> [Exercise prompt]:
Could you copy every line in the listing below that has the word "icon"?

Material provided START

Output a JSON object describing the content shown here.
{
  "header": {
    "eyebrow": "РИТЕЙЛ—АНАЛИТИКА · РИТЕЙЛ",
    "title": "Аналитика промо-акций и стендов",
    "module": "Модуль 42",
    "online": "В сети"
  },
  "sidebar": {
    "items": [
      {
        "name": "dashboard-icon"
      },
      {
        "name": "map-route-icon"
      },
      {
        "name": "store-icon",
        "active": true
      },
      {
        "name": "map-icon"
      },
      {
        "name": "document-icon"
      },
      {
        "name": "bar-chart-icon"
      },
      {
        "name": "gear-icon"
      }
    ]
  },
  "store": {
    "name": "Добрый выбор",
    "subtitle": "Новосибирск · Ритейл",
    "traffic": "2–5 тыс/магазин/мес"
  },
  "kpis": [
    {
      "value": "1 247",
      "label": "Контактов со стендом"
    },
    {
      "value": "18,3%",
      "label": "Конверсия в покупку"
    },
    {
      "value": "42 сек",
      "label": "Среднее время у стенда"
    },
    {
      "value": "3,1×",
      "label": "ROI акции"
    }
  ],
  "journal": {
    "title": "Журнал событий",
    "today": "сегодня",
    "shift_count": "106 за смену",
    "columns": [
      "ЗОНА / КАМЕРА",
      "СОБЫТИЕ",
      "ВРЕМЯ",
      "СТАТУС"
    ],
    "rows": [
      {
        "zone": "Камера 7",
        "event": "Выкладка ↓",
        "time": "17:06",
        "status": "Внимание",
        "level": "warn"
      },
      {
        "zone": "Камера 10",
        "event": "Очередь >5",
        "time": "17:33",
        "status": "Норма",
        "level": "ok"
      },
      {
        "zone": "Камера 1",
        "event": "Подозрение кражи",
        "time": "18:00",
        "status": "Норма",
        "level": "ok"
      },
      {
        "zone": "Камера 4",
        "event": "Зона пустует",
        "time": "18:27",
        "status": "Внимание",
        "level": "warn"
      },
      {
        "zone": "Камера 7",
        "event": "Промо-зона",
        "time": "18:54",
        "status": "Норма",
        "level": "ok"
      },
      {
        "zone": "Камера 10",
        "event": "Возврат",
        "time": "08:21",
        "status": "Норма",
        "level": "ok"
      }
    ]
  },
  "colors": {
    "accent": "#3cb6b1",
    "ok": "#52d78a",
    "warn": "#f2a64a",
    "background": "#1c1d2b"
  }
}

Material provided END

> [Written response]:
        "name": "dashboard-icon"
        "name": "map-route-icon"
        "name": "store-icon",
        "name": "map-icon"
        "name": "document-icon"
        "name": "bar-chart-icon"
        "name": "gear-icon"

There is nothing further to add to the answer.